On the shelves - April 10
Last updated 4/9/2022 at 10:15am
The books listed below are now available for checkout at the Clovis-Carver Public Library. The library is open to the public, but patrons can still visit the online catalog at cloviscarverpl.booksys.net/opac/ccpl or call 575-769-7840 to request a specific item for curbside pickup.
“Along the Rio Grande” by Tracie Peterson. Recently widowed Susanna Jenkins has decided to follow her family to the booming town of San Marcial, New Mexico, to aid in her family’s sudden change in fortune. They are tasked with managing her uncle’s new Grand Hotel, and it takes all her patience to try to help her parents see the good of their circumstances and relinquish their sense of entitlement. Owen Turner works as a boilermaker for the Santa Fe’s train shops in San Marcial. He’s immediately attracted to Susanna upon meeting her, but he hesitates to risk opening his heart again. When misguided choices put Susanna’s family in an even more precarious situation, she needs someone to rely on. But if Owen can’t face the past, he’ll miss out on his greatest chance at love.
“The Dickens Boy” by Thomas Keneally. Edward Dickens, the tenth child of England’s most famous author Charles Dickens, has consistently let his parents down. Unable to apply himself at school and adrift in life, the teenaged boy is sent to Australia in the hopes that he can make something of himself—or at least fail out of the public eye. He soon finds himself in the remote Outback, surrounded by Aboriginals, colonials, ex-convicts, ex-soldiers, and very few women. Determined to prove to his parents and more importantly, himself, that he can succeed in this vast and unfamiliar wilderness, Edward works hard at his new life amidst various livestock, bushrangers, shifty stock agents, and frontier battles.
“The Book of Cold Cases” by Simone St. James. In 1977, Claire Lake, Oregon, was shaken by the Lady Killer Murders: Two men were murdered with the same gun, with strange notes left behind. Beth Greer was the perfect suspect—a rich 23-year-old woman, seen fleeing one of the crimes. But she was acquitted, and she retreated to the isolation of her mansion. In 2017, Shea Collins is a receptionist, but by night, she runs a true crime website, the Book of Cold Cases. When she meets Beth by chance, Shea asks her for an interview. To Shea’s surprise, Beth says yes. They meet regularly at Beth’s mansion, though Shea is never comfortable there. The allure of learning the truth about the case from the smart, charming Beth is too much to resist, but even as they grow closer, Shea senses something isn’t right.

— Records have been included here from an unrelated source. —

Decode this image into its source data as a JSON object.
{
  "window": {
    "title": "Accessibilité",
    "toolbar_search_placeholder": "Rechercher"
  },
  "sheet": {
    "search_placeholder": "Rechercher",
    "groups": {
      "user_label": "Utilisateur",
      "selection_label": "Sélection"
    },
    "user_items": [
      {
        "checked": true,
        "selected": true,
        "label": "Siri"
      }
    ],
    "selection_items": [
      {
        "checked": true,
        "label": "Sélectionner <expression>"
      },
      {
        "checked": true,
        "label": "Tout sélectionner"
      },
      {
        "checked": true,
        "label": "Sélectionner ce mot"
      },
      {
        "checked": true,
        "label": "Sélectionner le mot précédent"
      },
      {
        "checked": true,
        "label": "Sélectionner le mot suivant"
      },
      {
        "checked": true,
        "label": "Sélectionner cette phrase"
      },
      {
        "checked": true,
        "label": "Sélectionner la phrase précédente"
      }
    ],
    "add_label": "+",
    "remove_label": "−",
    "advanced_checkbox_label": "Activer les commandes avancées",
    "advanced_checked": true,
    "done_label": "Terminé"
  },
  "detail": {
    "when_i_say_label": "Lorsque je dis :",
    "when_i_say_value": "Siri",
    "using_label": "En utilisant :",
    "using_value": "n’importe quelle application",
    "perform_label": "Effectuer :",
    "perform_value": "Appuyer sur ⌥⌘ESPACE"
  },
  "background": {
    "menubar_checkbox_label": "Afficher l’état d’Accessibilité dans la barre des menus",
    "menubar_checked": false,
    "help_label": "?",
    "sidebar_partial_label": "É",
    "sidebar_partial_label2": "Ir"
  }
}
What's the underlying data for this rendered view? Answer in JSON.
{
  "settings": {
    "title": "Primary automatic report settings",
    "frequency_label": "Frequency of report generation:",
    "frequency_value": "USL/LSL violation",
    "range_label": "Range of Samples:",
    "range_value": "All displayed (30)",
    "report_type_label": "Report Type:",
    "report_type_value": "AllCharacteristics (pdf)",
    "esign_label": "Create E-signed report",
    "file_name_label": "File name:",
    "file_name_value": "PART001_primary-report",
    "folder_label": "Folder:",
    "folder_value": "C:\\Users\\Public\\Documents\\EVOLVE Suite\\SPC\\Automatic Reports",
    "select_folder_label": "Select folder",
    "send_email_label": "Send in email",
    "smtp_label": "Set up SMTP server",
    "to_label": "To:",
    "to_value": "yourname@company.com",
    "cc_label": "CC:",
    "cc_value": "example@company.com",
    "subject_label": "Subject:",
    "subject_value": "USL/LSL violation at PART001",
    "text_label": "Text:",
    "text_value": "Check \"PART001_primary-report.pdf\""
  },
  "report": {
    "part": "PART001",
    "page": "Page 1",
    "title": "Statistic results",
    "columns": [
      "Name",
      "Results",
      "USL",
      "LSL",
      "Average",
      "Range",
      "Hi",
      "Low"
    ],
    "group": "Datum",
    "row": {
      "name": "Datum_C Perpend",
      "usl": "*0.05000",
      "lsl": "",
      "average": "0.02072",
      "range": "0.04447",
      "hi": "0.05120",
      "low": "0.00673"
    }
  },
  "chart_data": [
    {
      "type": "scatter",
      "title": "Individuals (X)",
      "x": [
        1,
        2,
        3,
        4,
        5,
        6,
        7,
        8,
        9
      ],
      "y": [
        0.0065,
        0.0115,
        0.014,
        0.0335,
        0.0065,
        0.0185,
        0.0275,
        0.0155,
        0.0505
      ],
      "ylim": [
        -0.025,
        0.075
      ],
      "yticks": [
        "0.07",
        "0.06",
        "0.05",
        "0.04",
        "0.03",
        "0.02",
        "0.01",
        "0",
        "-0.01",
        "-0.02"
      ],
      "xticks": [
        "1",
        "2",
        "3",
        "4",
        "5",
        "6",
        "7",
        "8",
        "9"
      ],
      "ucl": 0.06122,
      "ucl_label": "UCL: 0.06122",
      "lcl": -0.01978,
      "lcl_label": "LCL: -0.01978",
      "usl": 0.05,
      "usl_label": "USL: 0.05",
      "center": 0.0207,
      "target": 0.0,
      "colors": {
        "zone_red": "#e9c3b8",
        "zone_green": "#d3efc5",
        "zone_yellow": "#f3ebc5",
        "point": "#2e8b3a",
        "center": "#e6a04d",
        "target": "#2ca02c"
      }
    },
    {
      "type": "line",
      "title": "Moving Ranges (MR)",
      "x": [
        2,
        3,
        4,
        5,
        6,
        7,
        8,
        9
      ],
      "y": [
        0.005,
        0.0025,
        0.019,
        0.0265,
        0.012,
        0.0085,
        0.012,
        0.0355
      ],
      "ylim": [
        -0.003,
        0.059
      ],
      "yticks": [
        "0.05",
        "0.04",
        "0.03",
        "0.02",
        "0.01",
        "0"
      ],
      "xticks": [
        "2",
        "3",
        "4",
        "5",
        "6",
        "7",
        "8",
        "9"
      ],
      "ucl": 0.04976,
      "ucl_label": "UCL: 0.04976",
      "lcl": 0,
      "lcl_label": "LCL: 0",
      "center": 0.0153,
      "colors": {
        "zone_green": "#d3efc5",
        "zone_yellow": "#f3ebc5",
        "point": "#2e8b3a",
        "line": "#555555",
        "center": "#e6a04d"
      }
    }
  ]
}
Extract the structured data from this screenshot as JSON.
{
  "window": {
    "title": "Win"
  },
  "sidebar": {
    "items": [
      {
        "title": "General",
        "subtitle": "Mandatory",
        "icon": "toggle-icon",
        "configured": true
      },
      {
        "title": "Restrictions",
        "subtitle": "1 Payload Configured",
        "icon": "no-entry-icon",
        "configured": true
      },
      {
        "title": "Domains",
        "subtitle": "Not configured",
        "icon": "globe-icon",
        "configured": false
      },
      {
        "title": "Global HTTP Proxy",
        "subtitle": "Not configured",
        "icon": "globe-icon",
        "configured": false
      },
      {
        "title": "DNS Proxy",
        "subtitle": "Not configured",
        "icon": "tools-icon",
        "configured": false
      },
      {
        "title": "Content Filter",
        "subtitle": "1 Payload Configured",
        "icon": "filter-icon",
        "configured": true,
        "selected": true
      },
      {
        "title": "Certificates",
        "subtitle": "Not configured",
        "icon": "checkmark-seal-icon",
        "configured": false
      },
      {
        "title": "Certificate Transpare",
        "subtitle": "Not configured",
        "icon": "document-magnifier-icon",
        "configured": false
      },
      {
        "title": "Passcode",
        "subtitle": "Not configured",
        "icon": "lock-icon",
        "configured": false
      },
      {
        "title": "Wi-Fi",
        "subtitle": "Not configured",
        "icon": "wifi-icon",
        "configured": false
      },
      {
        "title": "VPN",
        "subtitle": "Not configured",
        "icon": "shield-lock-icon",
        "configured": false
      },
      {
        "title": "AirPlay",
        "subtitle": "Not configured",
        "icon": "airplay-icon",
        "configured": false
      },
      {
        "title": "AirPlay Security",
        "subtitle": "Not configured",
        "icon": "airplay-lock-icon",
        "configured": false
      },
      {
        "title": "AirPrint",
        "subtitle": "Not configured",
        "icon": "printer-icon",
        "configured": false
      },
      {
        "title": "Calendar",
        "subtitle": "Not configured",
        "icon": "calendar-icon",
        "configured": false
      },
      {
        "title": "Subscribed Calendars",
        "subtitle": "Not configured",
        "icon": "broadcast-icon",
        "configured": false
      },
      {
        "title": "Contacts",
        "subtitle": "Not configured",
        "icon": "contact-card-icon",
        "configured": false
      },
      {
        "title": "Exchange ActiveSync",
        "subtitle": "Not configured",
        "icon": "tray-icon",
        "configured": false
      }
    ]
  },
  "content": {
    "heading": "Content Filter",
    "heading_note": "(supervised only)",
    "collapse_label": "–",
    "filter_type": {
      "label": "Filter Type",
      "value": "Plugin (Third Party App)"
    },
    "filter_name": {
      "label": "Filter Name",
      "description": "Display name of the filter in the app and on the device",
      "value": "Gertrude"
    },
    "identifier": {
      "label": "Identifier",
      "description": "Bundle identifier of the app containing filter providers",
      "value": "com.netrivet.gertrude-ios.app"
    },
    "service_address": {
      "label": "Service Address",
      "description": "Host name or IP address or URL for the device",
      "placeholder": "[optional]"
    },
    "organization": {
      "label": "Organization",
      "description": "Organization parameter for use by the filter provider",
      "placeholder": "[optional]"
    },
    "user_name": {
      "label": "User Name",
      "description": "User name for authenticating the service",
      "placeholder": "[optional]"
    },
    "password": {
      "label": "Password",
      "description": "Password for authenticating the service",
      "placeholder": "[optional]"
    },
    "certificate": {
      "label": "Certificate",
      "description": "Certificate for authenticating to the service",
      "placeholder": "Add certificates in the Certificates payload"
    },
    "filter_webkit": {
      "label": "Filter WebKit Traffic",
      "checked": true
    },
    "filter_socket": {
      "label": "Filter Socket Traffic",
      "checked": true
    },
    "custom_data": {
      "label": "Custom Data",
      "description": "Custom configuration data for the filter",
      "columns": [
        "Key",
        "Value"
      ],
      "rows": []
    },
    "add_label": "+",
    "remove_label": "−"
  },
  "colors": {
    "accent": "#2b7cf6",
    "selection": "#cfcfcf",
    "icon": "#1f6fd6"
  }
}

“Stolen Focus: Why You Can’t Pay Attention-and How to Think Deeply Again” by Johann Hari. In the United States, teenagers can focus on one task for only sixty-five seconds at a time, and office workers average only three minutes. Like so many of us, Johann Hari was finding that constantly switching from device to device and tab to tab was a diminishing and depressing way to live. He tried all sorts of self-help solutions, but nothing seemed to work. So, Hari went on an epic journey across the world to interview the leading experts on human attention—and he discovered that everything we think we know about this crisis is wrong.
“The Best New True Crime Stories: Partners in Crime” by Mitzi Szereto. From serial killers to your aAverage jJoes, this chilling new collection of original crime stories takes you into the lawless and deadly activities of criminal couples who find more pleasure in crime than in each other.
“Dark City: The Lost World of Film Noir” by Eddie Muller. Dark City expands with new chapters and a fresh collection of restored photos that illustrate the mythic landscape of the imagination. It’s a place where the men and women who created film noir often find themselves dangling from the same sinister heights as the silver-screen avatars to whom they gave life. Eddie Muller takes readers on a spellbinding trip through treacherous terrain: Hollywood in the post-World War II years, where art, politics, scandal, and style produced a new approach to moviemaking, and a new type of cultural mythology.
— Summaries provided by library staff